anyway- Maurine loved to lecture from the rinzairoku, and she would always say in her strong clear voice- “and he hitem.” just like that “he hitem.” and she’d explain- this doesn’t mean rinzai actually punched or shoved people. it means rinzai was direct with people, just met them head on, looked them straight in the eye, without anything extra. so this could be one explanation for the violence in these stories- it’s metaphorical. it stands for being direct, being kind in a courageous way with people.
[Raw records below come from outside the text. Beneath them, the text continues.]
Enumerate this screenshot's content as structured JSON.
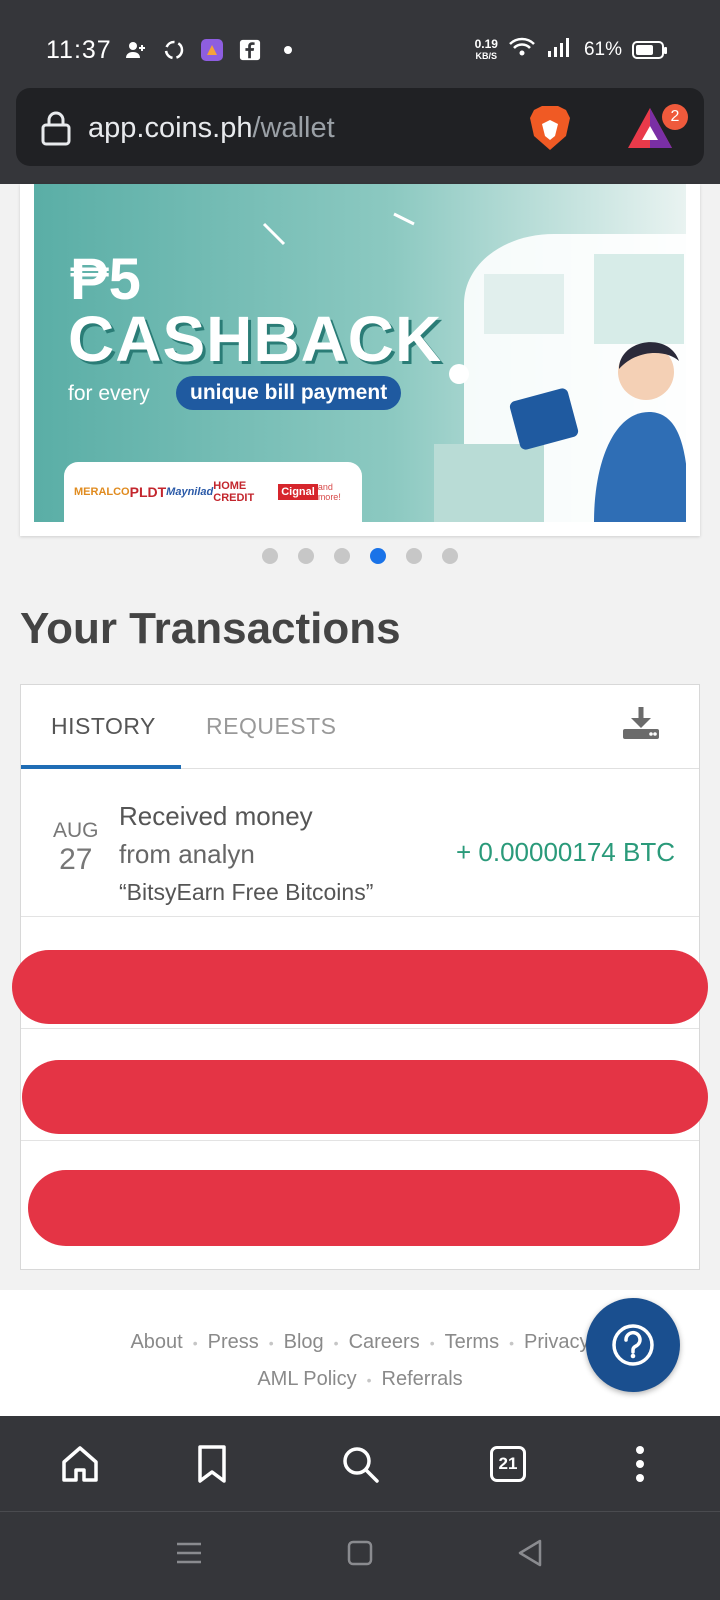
{
  "status_bar": {
    "time": "11:37",
    "net_speed_value": "0.19",
    "net_speed_unit": "KB/S",
    "battery": "61%"
  },
  "url_bar": {
    "domain": "app.coins.ph",
    "path": "/wallet",
    "rewards_badge": "2"
  },
  "banner": {
    "peso": "₱5",
    "headline": "CASHBACK",
    "for_every": "for every",
    "pill": "unique bill payment",
    "partners": [
      "MERALCO",
      "PLDT",
      "Maynilad",
      "HOME CREDIT",
      "Cignal",
      "and more!"
    ],
    "page_dots": 6,
    "active_dot": 4
  },
  "transactions": {
    "title": "Your Transactions",
    "tabs": [
      "HISTORY",
      "REQUESTS"
    ],
    "active_tab": "HISTORY",
    "rows": [
      {
        "month": "AUG",
        "day": "27",
        "line1": "Received money",
        "line2": "from analyn",
        "line3": "“BitsyEarn Free Bitcoins”",
        "amount": "+ 0.00000174 BTC"
      }
    ]
  },
  "footer": {
    "links_row1": [
      "About",
      "Press",
      "Blog",
      "Careers",
      "Terms",
      "Privacy"
    ],
    "links_row2": [
      "AML Policy",
      "Referrals"
    ]
  },
  "toolbar": {
    "tab_count": "21"
  },
  "colors": {
    "accent_blue": "#1a73e8",
    "help_button": "#1a4f8f",
    "amount_green": "#2a9a7a",
    "redaction_red": "#e43445",
    "browser_chrome": "#35363a"
  }
}
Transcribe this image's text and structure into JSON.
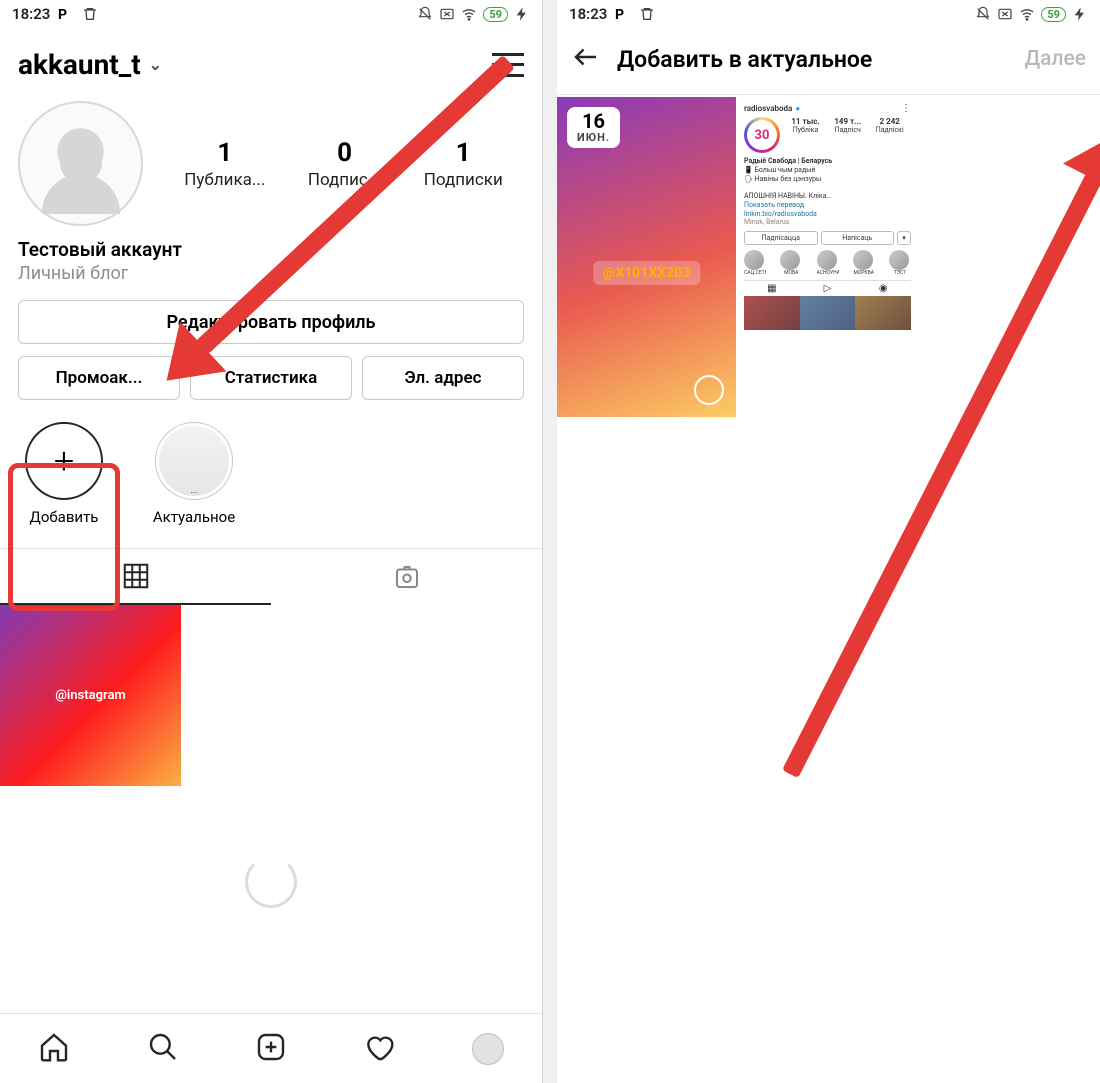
{
  "status": {
    "time": "18:23",
    "battery": "59"
  },
  "left": {
    "username": "akkaunt_t",
    "stats": {
      "posts_num": "1",
      "posts_label": "Публика...",
      "followers_num": "0",
      "followers_label": "Подпис...",
      "following_num": "1",
      "following_label": "Подписки"
    },
    "bio": {
      "name": "Тестовый аккаунт",
      "category": "Личный блог"
    },
    "buttons": {
      "edit": "Редактировать профиль",
      "promo": "Промоак...",
      "stats": "Статистика",
      "email": "Эл. адрес"
    },
    "highlights": {
      "add_label": "Добавить",
      "actual_label": "Актуальное"
    },
    "feed": {
      "item1_text": "@instagram"
    }
  },
  "right": {
    "title": "Добавить в актуальное",
    "next": "Далее",
    "story1": {
      "day": "16",
      "month": "июн.",
      "mention": "@X101XX203"
    },
    "story2": {
      "day": "30",
      "handle": "radiosvaboda",
      "posts": "11 тыс.",
      "followers": "149 т...",
      "following": "2 242",
      "posts_l": "Публіка",
      "followers_l": "Падпісч",
      "following_l": "Падпіскі",
      "bio_name": "Радыё Свабода | Беларусь",
      "bio_line1": "📱 Больш чым радыё",
      "bio_line2": "🗣 Навіны без цэнзуры",
      "bio_news": "АПОШНІЯ НАВІНЫ. Кліка...",
      "bio_trans": "Показать перевод",
      "bio_link": "linkin.bio/radiosvaboda",
      "bio_loc": "Minsk, Belarus",
      "btn_follow": "Падпісацца",
      "btn_msg": "Напісаць",
      "hi": [
        "САЦ.СЕТКІ",
        "МОВА",
        "АСНОЎНАЕ",
        "МОРКВА",
        "ТЭСТ"
      ]
    }
  }
}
Maurine was certainly like that. she was anything but unsympathetic, yet people did not dwell on their problems with her. she helped them to go beyond that.

but perhaps this explanation of the violence of this story, and the violence you sometimes find in zen in general, is too easy. i think if we looked a little more deeply, and studied history a little bit, we would have to admit that there was in fact cruelty and violence sometimes in chan and zen monasteries. i have not witnessed much of this myself but i have read about it, and i have heard a few really terrible eyewitness stories about korean zen monasteries, particularly around the treatment of women, really terrible stories. and certainly we have to admit that in japan zen was used as a training methodology and religious justification for the conduct of samurai during the feudal period, and was used in the same way throughout the period of japanese militarism during the twentieth century. zen is beyond birth and death- birth and death are one phenomenon- so killing fearlessly for the warlord or the nation can be strong zen- that’s the argument. i myself have met a man who served on the axis side during ww ii who was trained as an assassin by a zen person who taught him zazen as a way to become absoultely unafraid of giving up his life and of taking life. some of the great zen teachers of this century were active supporters of japanese atrocities in china and elsewhere in asia, and they saw the zen teaching as supporTing that, as consonant with that. so we need to keep a critical eye when we study. as i said last night, right and wrong are both right and both wrong- so it is never possible to be self righteous. but we have the responsibility to make discriminations and use our intelligence and never to advocate violence or racism in the name of truth. this is the trouble with “all things are buddha nature” - why we have to be careful of it. totalizing philosophies often subtly encourage us to gloss over questions of right and wrong and emphasize oneness to a fault. so, as i have been saying, it is necessary that we enter oneness, that we drop our self, find our feet. but then we have to get up and walk, make distinctions and decisions and act on them with commitment.

well that is plenty for this morning. thank you very much for listening to my talk.